(Task directions):
Could you repeat all of the entries exactly, leaving out any pictures?

───── Entries provided

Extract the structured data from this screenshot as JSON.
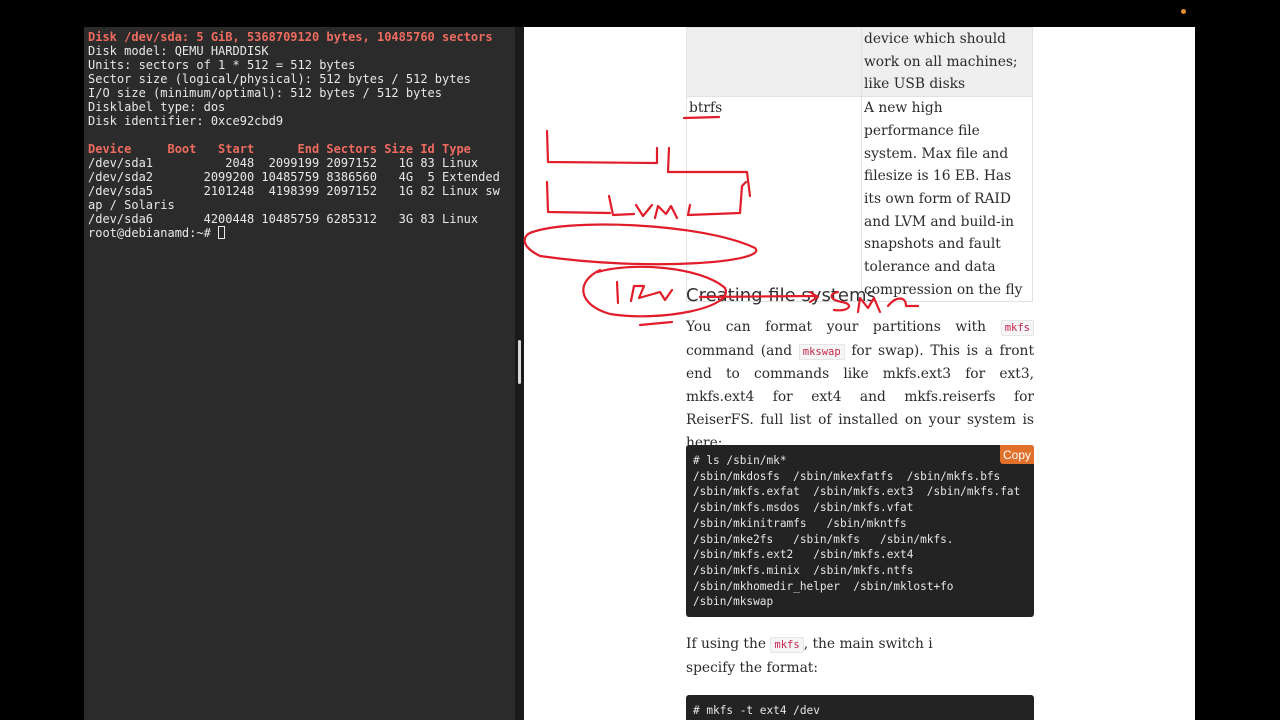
{
  "terminal": {
    "header_line": "Disk /dev/sda: 5 GiB, 5368709120 bytes, 10485760 sectors",
    "info_lines": [
      "Disk model: QEMU HARDDISK",
      "Units: sectors of 1 * 512 = 512 bytes",
      "Sector size (logical/physical): 512 bytes / 512 bytes",
      "I/O size (minimum/optimal): 512 bytes / 512 bytes",
      "Disklabel type: dos",
      "Disk identifier: 0xce92cbd9"
    ],
    "table_header": "Device     Boot   Start      End Sectors Size Id Type",
    "rows": [
      "/dev/sda1          2048  2099199 2097152   1G 83 Linux",
      "/dev/sda2       2099200 10485759 8386560   4G  5 Extended",
      "/dev/sda5       2101248  4198399 2097152   1G 82 Linux sw",
      "ap / Solaris",
      "/dev/sda6       4200448 10485759 6285312   3G 83 Linux"
    ],
    "prompt": "root@debianamd:~# "
  },
  "fs_table": {
    "rows": [
      {
        "name": "",
        "description": "device which should work on all machines; like USB disks"
      },
      {
        "name": "btrfs",
        "description": "A new high performance file system. Max file and filesize is 16 EB. Has its own form of RAID and LVM and build-in snapshots and fault tolerance and data compression on the fly"
      }
    ]
  },
  "section": {
    "heading": "Creating file systems",
    "intro": {
      "t1": "You can format your partitions with ",
      "c1": "mkfs",
      "t2": " command (and ",
      "c2": "mkswap",
      "t3": " for swap). This is a front end to commands like mkfs.ext3 for ext3, mkfs.ext4 for ext4 and mkfs.reiserfs for ReiserFS. full list of installed on your system is here:"
    },
    "code_lines": [
      "# ls /sbin/mk*",
      "/sbin/mkdosfs  /sbin/mkexfatfs  /sbin/mkfs.bfs",
      "/sbin/mkfs.exfat  /sbin/mkfs.ext3  /sbin/mkfs.fat",
      "/sbin/mkfs.msdos  /sbin/mkfs.vfat",
      "/sbin/mkinitramfs   /sbin/mkntfs",
      "/sbin/mke2fs   /sbin/mkfs   /sbin/mkfs.",
      "/sbin/mkfs.ext2   /sbin/mkfs.ext4",
      "/sbin/mkfs.minix  /sbin/mkfs.ntfs",
      "/sbin/mkhomedir_helper  /sbin/mklost+fo",
      "/sbin/mkswap"
    ],
    "copy_label": "Copy",
    "para2": {
      "t1": "If using the ",
      "c1": "mkfs",
      "t2": ", the main switch i",
      "t3": "specify the format:"
    },
    "code2": "# mkfs -t ext4 /dev"
  },
  "annotations": {
    "handwriting_1": "Lvm",
    "handwriting_2": "1 p",
    "handwriting_3": "Sm",
    "ink_color": "#e11d2a"
  },
  "colors": {
    "terminal_bg": "#2b2b2b",
    "terminal_red": "#ee6b5f",
    "code_bg": "#232323",
    "copy_button": "#e0702a",
    "inline_code": "#c7254e"
  }
}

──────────

(Answer for the task):
Extract the structured data from this screenshot as JSON.
{
  "terminal": {
    "header_line": "Disk /dev/sda: 5 GiB, 5368709120 bytes, 10485760 sectors",
    "info_lines": [
      "Disk model: QEMU HARDDISK",
      "Units: sectors of 1 * 512 = 512 bytes",
      "Sector size (logical/physical): 512 bytes / 512 bytes",
      "I/O size (minimum/optimal): 512 bytes / 512 bytes",
      "Disklabel type: dos",
      "Disk identifier: 0xce92cbd9"
    ],
    "table_header": "Device     Boot   Start      End Sectors Size Id Type",
    "rows": [
      "/dev/sda1          2048  2099199 2097152   1G 83 Linux",
      "/dev/sda2       2099200 10485759 8386560   4G  5 Extended",
      "/dev/sda5       2101248  4198399 2097152   1G 82 Linux sw",
      "ap / Solaris",
      "/dev/sda6       4200448 10485759 6285312   3G 83 Linux"
    ],
    "prompt": "root@debianamd:~# "
  },
  "fs_table": {
    "rows": [
      {
        "name": "",
        "description": "device which should work on all machines; like USB disks"
      },
      {
        "name": "btrfs",
        "description": "A new high performance file system. Max file and filesize is 16 EB. Has its own form of RAID and LVM and build-in snapshots and fault tolerance and data compression on the fly"
      }
    ]
  },
  "section": {
    "heading": "Creating file systems",
    "intro": {
      "t1": "You can format your partitions with ",
      "c1": "mkfs",
      "t2": " command (and ",
      "c2": "mkswap",
      "t3": " for swap). This is a front end to commands like mkfs.ext3 for ext3, mkfs.ext4 for ext4 and mkfs.reiserfs for ReiserFS. full list of installed on your system is here:"
    },
    "code_lines": [
      "# ls /sbin/mk*",
      "/sbin/mkdosfs  /sbin/mkexfatfs  /sbin/mkfs.bfs",
      "/sbin/mkfs.exfat  /sbin/mkfs.ext3  /sbin/mkfs.fat",
      "/sbin/mkfs.msdos  /sbin/mkfs.vfat",
      "/sbin/mkinitramfs   /sbin/mkntfs",
      "/sbin/mke2fs   /sbin/mkfs   /sbin/mkfs.",
      "/sbin/mkfs.ext2   /sbin/mkfs.ext4",
      "/sbin/mkfs.minix  /sbin/mkfs.ntfs",
      "/sbin/mkhomedir_helper  /sbin/mklost+fo",
      "/sbin/mkswap"
    ],
    "copy_label": "Copy",
    "para2": {
      "t1": "If using the ",
      "c1": "mkfs",
      "t2": ", the main switch i",
      "t3": "specify the format:"
    },
    "code2": "# mkfs -t ext4 /dev"
  },
  "annotations": {
    "handwriting_1": "Lvm",
    "handwriting_2": "1 p",
    "handwriting_3": "Sm",
    "ink_color": "#e11d2a"
  },
  "colors": {
    "terminal_bg": "#2b2b2b",
    "terminal_red": "#ee6b5f",
    "code_bg": "#232323",
    "copy_button": "#e0702a",
    "inline_code": "#c7254e"
  }
}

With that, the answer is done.